Destroying those abnormal cells using an endoscope (a flexible lighted tube and camera) and liquid nitrogen has become the standard of care for preventing cancer in Barrett’s esophagus patients. Cryotherapy — freezing tissue with a liquid nitrogen spray at -196º C — offers a solution with few side effects.

While cryotherapy was previously shown to be safe and effective, a study by the University of Maryland Medical Center, long a leader in cryotherapy, confirms its long-term success in preventing cancer.

The 2017 study by Bruce D. Greenwald, MD, professor of medicine at the UM’s School of Medicine, and Fariha Ramay, MD, MBA, a gastroenterology fellow, found cryotherapy can remove precancerous cells with low risk that it will progress to cancer.

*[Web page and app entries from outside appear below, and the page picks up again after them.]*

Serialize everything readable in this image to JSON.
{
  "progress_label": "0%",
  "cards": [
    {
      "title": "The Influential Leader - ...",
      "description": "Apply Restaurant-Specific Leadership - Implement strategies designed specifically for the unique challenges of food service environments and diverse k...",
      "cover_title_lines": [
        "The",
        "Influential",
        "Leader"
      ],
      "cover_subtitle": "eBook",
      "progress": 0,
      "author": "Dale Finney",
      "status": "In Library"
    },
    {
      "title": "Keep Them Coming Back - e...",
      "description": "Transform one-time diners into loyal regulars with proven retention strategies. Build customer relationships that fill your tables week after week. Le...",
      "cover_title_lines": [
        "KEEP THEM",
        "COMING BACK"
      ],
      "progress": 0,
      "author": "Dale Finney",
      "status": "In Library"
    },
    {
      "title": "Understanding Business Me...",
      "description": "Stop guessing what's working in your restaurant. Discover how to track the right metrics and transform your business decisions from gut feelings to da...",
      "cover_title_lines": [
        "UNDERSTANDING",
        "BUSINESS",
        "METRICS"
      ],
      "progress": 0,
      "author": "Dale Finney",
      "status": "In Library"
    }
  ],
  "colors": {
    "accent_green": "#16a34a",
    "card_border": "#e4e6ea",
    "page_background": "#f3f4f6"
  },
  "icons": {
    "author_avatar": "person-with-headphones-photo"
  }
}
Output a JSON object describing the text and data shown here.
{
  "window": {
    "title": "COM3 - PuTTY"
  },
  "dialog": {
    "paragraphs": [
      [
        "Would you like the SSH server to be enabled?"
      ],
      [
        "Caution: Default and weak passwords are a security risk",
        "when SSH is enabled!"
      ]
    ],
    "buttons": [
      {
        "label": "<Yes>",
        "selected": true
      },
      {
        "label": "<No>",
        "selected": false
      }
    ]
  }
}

Although the abnormal cells returned in some cases, they were successfully treated and most patients remained free of high-grade dysplasia at five years, according to the study published in Gastrointestinal Endoscopy. Patients were followed for three and five years.